After counting the lines below that hold the word "name", reply with the count and nothing else.

[Entries from a dataset of interfaces]
-- -- --
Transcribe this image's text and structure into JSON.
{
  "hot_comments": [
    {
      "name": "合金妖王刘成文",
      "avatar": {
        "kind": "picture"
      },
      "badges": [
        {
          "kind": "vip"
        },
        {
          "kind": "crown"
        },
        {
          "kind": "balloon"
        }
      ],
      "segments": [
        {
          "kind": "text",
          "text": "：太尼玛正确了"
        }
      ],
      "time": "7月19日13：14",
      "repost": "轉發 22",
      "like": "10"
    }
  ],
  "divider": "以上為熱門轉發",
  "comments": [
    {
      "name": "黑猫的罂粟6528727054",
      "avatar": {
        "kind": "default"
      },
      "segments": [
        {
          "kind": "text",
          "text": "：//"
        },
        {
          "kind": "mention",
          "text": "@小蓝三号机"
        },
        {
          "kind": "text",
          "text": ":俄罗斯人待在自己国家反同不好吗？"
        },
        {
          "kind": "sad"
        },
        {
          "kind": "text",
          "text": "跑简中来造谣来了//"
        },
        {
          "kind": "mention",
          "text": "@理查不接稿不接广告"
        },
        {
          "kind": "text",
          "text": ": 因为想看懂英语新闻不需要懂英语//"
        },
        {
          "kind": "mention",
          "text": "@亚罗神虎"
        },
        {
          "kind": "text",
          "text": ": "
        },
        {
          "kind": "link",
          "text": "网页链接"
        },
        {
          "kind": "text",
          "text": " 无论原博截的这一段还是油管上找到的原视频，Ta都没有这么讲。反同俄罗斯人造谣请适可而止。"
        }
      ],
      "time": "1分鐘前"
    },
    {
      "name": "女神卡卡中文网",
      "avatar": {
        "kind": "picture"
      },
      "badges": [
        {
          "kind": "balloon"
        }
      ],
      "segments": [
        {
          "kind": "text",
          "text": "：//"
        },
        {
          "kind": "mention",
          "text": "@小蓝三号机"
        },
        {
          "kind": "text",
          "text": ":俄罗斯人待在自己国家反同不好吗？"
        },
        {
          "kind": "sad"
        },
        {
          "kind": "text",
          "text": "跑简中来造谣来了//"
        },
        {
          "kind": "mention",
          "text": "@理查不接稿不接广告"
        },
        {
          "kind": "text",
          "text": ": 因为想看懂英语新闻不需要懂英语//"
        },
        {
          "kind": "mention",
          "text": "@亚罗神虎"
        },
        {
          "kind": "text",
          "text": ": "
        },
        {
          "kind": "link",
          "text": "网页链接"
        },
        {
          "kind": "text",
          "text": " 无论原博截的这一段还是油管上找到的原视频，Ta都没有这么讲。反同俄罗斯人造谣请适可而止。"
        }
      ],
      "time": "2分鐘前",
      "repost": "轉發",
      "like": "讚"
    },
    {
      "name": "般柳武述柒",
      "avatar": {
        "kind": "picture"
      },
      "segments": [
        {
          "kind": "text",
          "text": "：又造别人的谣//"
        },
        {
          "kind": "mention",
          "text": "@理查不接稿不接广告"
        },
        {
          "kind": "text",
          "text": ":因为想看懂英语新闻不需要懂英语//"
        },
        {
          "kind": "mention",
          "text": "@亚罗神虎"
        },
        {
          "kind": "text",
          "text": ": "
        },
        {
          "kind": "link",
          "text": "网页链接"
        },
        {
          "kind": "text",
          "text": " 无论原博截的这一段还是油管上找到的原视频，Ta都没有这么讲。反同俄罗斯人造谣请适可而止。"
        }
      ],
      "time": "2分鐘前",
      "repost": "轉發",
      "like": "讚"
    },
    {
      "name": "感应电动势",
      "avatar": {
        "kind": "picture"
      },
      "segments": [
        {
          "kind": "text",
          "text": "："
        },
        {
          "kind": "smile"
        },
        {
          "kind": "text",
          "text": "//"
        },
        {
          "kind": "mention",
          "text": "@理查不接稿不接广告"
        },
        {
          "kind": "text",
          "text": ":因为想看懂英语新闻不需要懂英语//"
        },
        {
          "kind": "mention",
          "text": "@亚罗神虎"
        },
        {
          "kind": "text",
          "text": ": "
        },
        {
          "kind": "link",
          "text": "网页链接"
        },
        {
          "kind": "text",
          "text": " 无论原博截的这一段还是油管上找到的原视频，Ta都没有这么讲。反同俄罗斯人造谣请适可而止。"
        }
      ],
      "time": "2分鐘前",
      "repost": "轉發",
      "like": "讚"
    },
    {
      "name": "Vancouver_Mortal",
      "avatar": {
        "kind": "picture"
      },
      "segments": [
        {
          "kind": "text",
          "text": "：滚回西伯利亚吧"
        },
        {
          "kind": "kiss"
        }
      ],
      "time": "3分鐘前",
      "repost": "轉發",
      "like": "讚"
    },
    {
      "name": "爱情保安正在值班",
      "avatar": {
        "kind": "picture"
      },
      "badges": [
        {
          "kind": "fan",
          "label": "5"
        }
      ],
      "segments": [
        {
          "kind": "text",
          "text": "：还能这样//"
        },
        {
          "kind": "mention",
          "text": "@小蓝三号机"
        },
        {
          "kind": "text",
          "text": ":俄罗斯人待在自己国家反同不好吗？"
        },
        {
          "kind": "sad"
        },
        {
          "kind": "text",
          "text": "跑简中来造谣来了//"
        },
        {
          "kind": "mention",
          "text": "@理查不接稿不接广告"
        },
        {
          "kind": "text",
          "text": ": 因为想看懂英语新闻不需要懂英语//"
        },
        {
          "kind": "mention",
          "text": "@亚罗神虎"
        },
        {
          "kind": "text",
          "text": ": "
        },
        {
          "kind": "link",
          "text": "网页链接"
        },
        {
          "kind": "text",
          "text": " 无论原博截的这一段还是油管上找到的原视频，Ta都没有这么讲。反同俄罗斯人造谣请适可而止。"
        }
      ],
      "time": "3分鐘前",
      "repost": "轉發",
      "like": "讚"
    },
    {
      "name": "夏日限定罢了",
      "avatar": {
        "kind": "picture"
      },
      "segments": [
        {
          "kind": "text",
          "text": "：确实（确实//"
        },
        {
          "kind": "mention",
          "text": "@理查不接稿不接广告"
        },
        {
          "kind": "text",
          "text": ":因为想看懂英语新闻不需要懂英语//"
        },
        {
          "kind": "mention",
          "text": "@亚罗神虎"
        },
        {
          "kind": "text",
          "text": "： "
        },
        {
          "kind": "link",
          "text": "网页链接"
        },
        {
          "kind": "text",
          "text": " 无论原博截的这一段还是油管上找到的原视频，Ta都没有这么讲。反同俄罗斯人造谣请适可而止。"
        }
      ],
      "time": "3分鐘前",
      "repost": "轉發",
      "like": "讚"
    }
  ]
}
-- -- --
**Problem solution:**
8